Rush, Housing Plan Need Revising
Every undergraduate at MIT would agree that Residence and Orientation Week is hectic, nerve-wracking, and stressful for all involved. The pressure of rush is excessive and may adversely affect the choices made by incoming students. By increasing the flexibility of the housing system and eliminating discrepancies between dormitory rush and fraternity, sorority, and independent living group rush, MIT can correct some of rush's current defects.
The Institute has a vested interest in rush because it relies heavily on FSILGs to siphon off a large number of freshmen, freeing up dormitory spaces for returning upperclassmen. Here, FSILG rush acts as a crutch for the housing system - greater emphasis is placed on filling FSILGs to reduce crowding than on encouraging informed choices by freshmen.
Under archaic and restrictive gag rules, making such an informed decision is a near-impossible task for the average frosh. The Interfraternity Council and Panhellenic Association badmouthing rules prohibit members of FSILGs from giving any information in the least bit critical of another living group, something hardly conducive to an intelligent evaluation of living options.
These badmouthing rules, already gone from dormitory rush, ought to be purged from the FSILG rush regulations.
Another imminent problem with rush involves housing for women, the fastest-growing segment of the MITundergraduate community. The administration and the admissions office have made laudable progress in attracting women to the undergraduate ranks. But little has been done to address the needs of these new women. Space in McCormick Hall is finite, and female enrollment will likely outpace new sorority housing. The Institute should intelligently plan and execute a strategy that preserves traditional housing options for women. Student participation is necessary in any such process.
The problem here is that because the dormitory system has no slack in it, there is currently no way to expand one housing option without steamrolling existing groups. More sorority space in Ashdown House would shunt aside graduate students, and forcing some dormitory floors to go all-female would seriously cripple valuable living group communities.
One way to increase the flexibility of the housing system - to handle more women in particular and more students in general - would be to expand it. Right now, slight changes in enrollment or incoming student preferences have big and ugly ramifications. Instead of basing planning on community consensus, the MIT administration is letting rush and enrollment drive the housing planning process. Since MIT has not made public its "master plan" for housing, if such a plan even exists, it is unclear whether expansion is being considered.
First, MIT should consider expanding its dormitory system in order to gain flexibility. Second, MIT should begin any important decision-making process in consultation with the affected living groups.

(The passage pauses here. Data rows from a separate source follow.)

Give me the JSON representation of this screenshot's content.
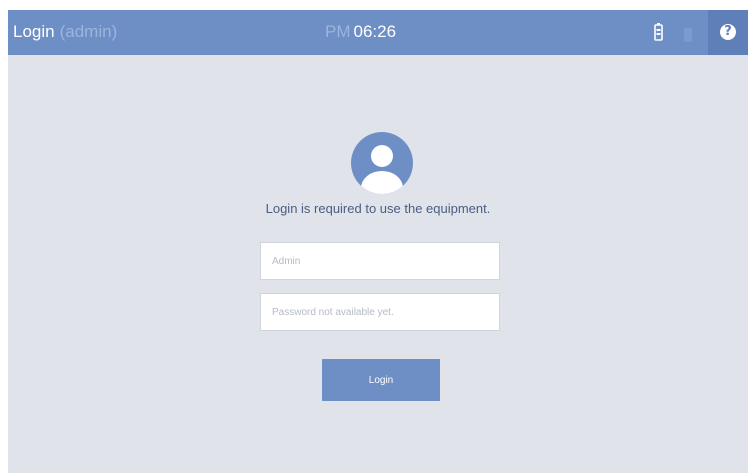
{
  "header": {
    "title": "Login",
    "user": "(admin)",
    "time_period": "PM",
    "time": "06:26",
    "help_label": "?"
  },
  "icons": {
    "battery": "battery-icon",
    "status": "status-icon",
    "help": "help-icon",
    "avatar": "user-avatar-icon"
  },
  "colors": {
    "header_bg": "#6e8fc6",
    "help_bg": "#5e7fb8",
    "page_bg": "#e0e4ea",
    "button_bg": "#6e8fc6",
    "message_text": "#4a5d82"
  },
  "login": {
    "message": "Login is required to use the equipment.",
    "username_placeholder": "Admin",
    "password_placeholder": "Password not available yet.",
    "button_label": "Login"
  }
}
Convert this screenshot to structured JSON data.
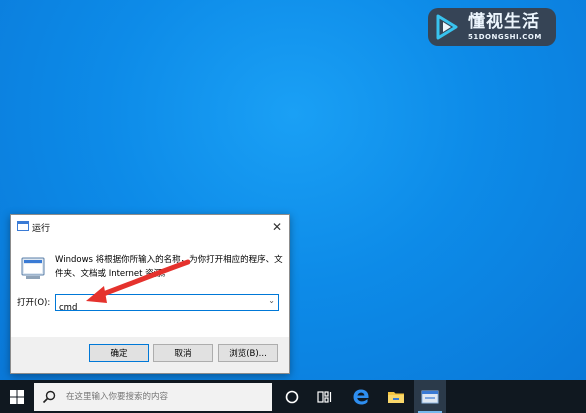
{
  "watermark": {
    "brand_cn": "懂视生活",
    "brand_en": "51DONGSHI.COM"
  },
  "dialog": {
    "title": "运行",
    "close_glyph": "✕",
    "description": "Windows 将根据你所输入的名称，为你打开相应的程序、文件夹、文档或 Internet 资源。",
    "open_label": "打开(O):",
    "input_value": "cmd",
    "dropdown_glyph": "⌄",
    "ok_label": "确定",
    "cancel_label": "取消",
    "browse_label": "浏览(B)...",
    "accent": "#0078d7"
  },
  "annotation": {
    "arrow_color": "#e5322d"
  },
  "taskbar": {
    "search_placeholder": "在这里输入你要搜索的内容",
    "icons": [
      "windows-start-icon",
      "cortana-icon",
      "task-view-icon",
      "edge-icon",
      "file-explorer-icon",
      "run-app-icon"
    ]
  }
}
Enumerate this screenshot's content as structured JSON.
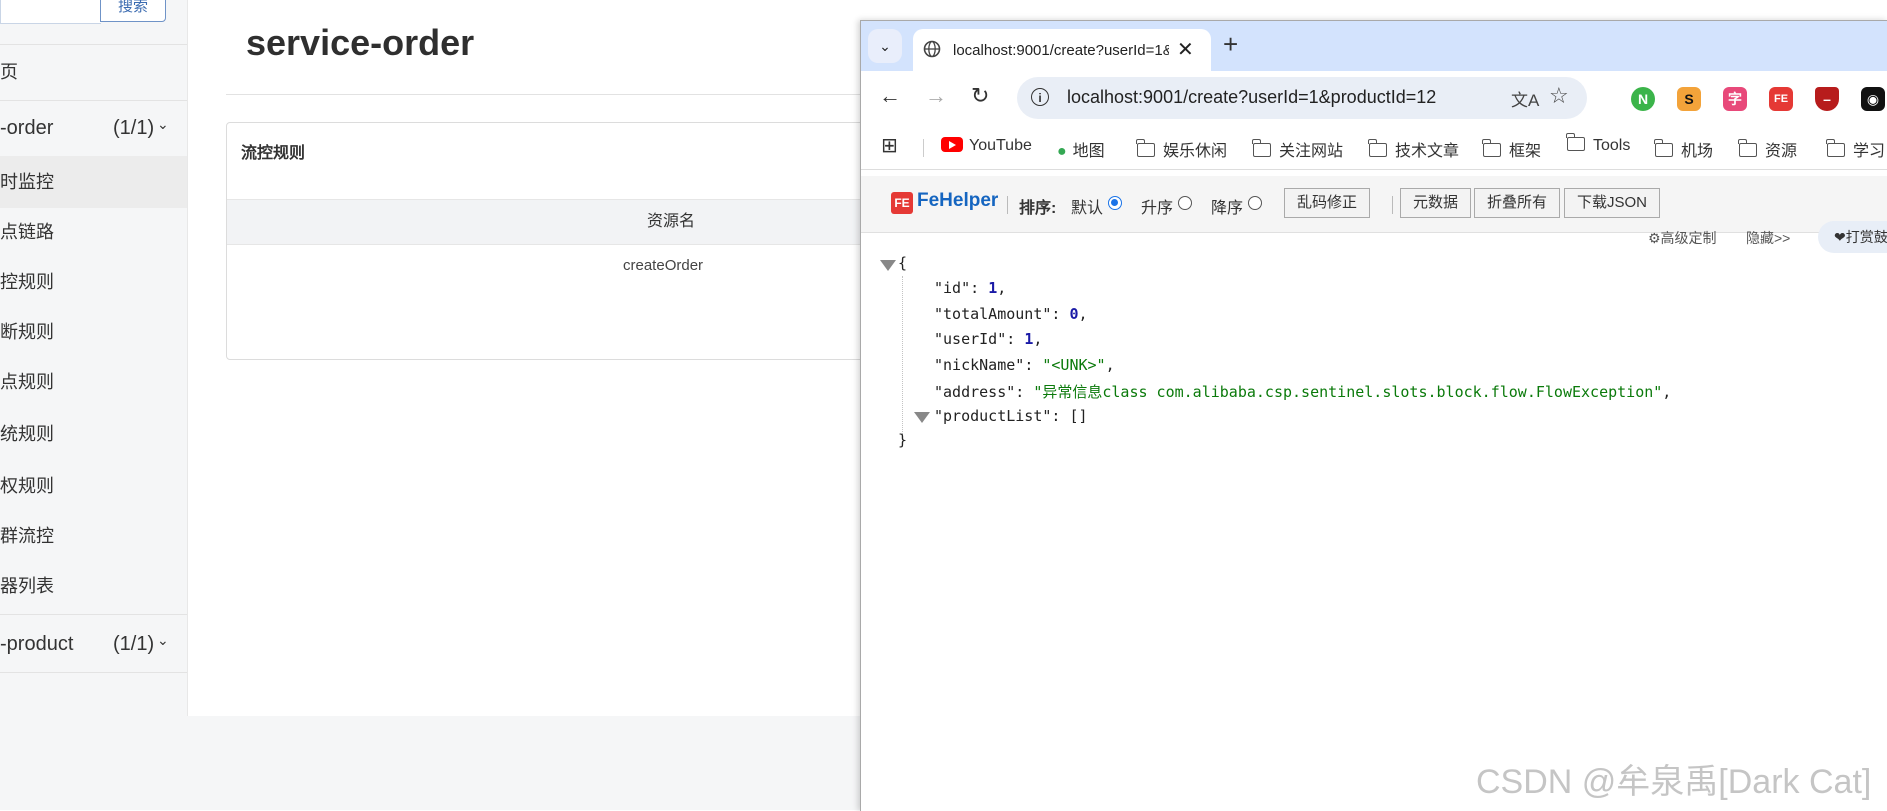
{
  "sentinel": {
    "search_button": "搜索",
    "home_item": "页",
    "apps": [
      {
        "name": "-order",
        "count": "(1/1)"
      },
      {
        "name": "-product",
        "count": "(1/1)"
      }
    ],
    "menu": [
      "时监控",
      "点链路",
      "控规则",
      "断规则",
      "点规则",
      "统规则",
      "权规则",
      "群流控",
      "器列表"
    ],
    "page_title": "service-order",
    "panel_title": "流控规则",
    "table_header": "资源名",
    "table_cell": "createOrder"
  },
  "browser": {
    "tab_title": "localhost:9001/create?userId=1&",
    "url": "localhost:9001/create?userId=1&productId=12",
    "bookmarks": [
      "YouTube",
      "地图",
      "娱乐休闲",
      "关注网站",
      "技术文章",
      "框架",
      "Tools",
      "机场",
      "资源",
      "学习"
    ],
    "extensions": [
      {
        "icon": "node-icon",
        "color": "#3bb44a"
      },
      {
        "icon": "s-icon",
        "color": "#2a2a2a"
      },
      {
        "icon": "translate-ext-icon",
        "color": "#e8497a"
      },
      {
        "icon": "fehelper-icon",
        "color": "#e53935"
      },
      {
        "icon": "shield-icon",
        "color": "#b71c1c"
      },
      {
        "icon": "panda-icon",
        "color": "#111111"
      }
    ]
  },
  "fehelper": {
    "brand": "FeHelper",
    "sort_label": "排序:",
    "sort_default": "默认",
    "sort_asc": "升序",
    "sort_desc": "降序",
    "fix_encoding": "乱码修正",
    "raw": "元数据",
    "collapse_all": "折叠所有",
    "download_json": "下载JSON",
    "advanced": "⚙高级定制",
    "hide": "隐藏>>",
    "donate": "❤打赏鼓励"
  },
  "json": {
    "id": "1",
    "totalAmount": "0",
    "userId": "1",
    "nickName": "\"<UNK>\"",
    "address": "\"异常信息class com.alibaba.csp.sentinel.slots.block.flow.FlowException\"",
    "productList": "[]"
  },
  "watermark": "CSDN @牟泉禹[Dark Cat]"
}
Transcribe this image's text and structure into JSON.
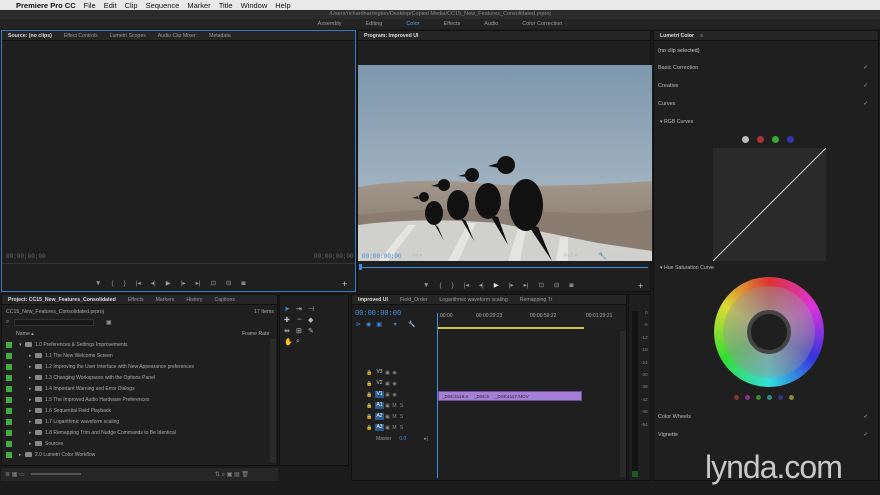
{
  "menubar": {
    "app": "Premiere Pro CC",
    "items": [
      "File",
      "Edit",
      "Clip",
      "Sequence",
      "Marker",
      "Title",
      "Window",
      "Help"
    ]
  },
  "title_path": "/Users/richardharrington/Desktop/Copied Media/CC15_New_Features_Consolidated.prproj",
  "workspaces": [
    "Assembly",
    "Editing",
    "Color",
    "Effects",
    "Audio",
    "Color Correction"
  ],
  "workspace_active": "Color",
  "source": {
    "tabs": [
      "Source: (no clips)",
      "Effect Controls",
      "Lumetri Scopes",
      "Audio Clip Mixer:",
      "Metadata"
    ],
    "tc_left": "00;00;00;00",
    "tc_right": "00;00;00;00"
  },
  "program": {
    "title": "Program: Improved UI",
    "tc_left": "00:00:00:00",
    "fit": "Fit",
    "quality": "Full",
    "tc_right": "00:01:19:22"
  },
  "lumetri": {
    "title": "Lumetri Color",
    "no_clip": "(no clip selected)",
    "basic": "Basic Correction",
    "creative": "Creative",
    "curves": "Curves",
    "rgb_curves": "RGB Curves",
    "hue_sat": "Hue Saturation Curve",
    "color_wheels": "Color Wheels",
    "vignette": "Vignette"
  },
  "project": {
    "tabs": [
      "Project: CC15_New_Features_Consolidated",
      "Effects",
      "Markers",
      "History",
      "Captions"
    ],
    "file": "CC15_New_Features_Consolidated.prproj",
    "count": "17 Items",
    "col_name": "Name",
    "col_fps": "Frame Rate",
    "items": [
      {
        "label": "1.0 Preferences & Settings Improvements",
        "level": 1
      },
      {
        "label": "1.1 The New Welcome Screen",
        "level": 2
      },
      {
        "label": "1.2 Improving the User Interface with New Appearance preferences",
        "level": 2
      },
      {
        "label": "1.3 Changing Workspaces with the Options Panel",
        "level": 2
      },
      {
        "label": "1.4 Important Warning and Error Dialogs",
        "level": 2
      },
      {
        "label": "1.5 The Improved Audio Hardware Preferences",
        "level": 2
      },
      {
        "label": "1.6 Sequential Field Playback",
        "level": 2
      },
      {
        "label": "1.7 Logarithmic waveform scaling",
        "level": 2
      },
      {
        "label": "1.8 Remapping Trim and Nudge Commands to Be Identical",
        "level": 2
      },
      {
        "label": "Sources",
        "level": 2
      },
      {
        "label": "2.0 Lumetri Color Workflow",
        "level": 1
      }
    ]
  },
  "timeline": {
    "tabs": [
      "Improved UI",
      "Field_Order",
      "Logarithmic waveform scaling",
      "Remapping Tr"
    ],
    "tc": "00:00:00:00",
    "ruler": [
      "00:00",
      "00:00:29:23",
      "00:00:59:22",
      "00:01:29:21"
    ],
    "tracks": [
      "V3",
      "V2",
      "V1",
      "A1",
      "A2",
      "A3"
    ],
    "master": "Master",
    "master_val": "0.0",
    "clips": [
      "_DSC4116.4",
      "_DSC4",
      "_DSC4117.MOV"
    ]
  },
  "meters": {
    "scale": [
      "0",
      "-6",
      "-12",
      "-18",
      "-24",
      "-30",
      "-36",
      "-42",
      "-48",
      "-54"
    ]
  },
  "watermark": "lynda.com"
}
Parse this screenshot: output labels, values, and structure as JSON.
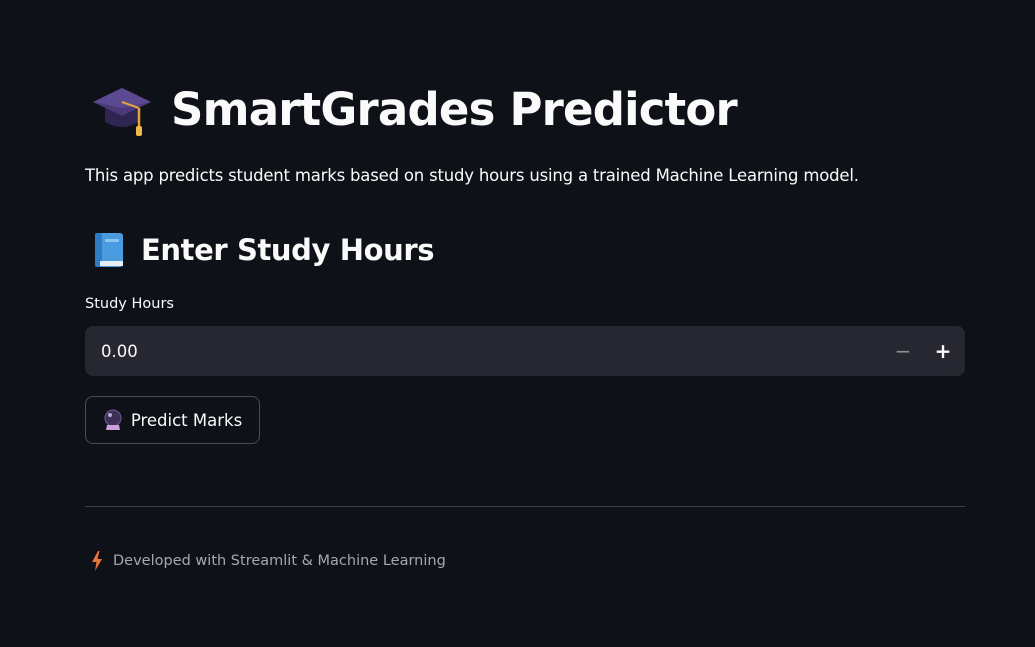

Deciding where to live for four years will always be difficult. Moreover, rush at MIT will probably always be stressful. By expanding the slack in the housing system and leveling the playing field for dorm and FSILG rush, however, MIT stands to relieve some of the pressure of rush and make the first few days of incoming students' lives more livable.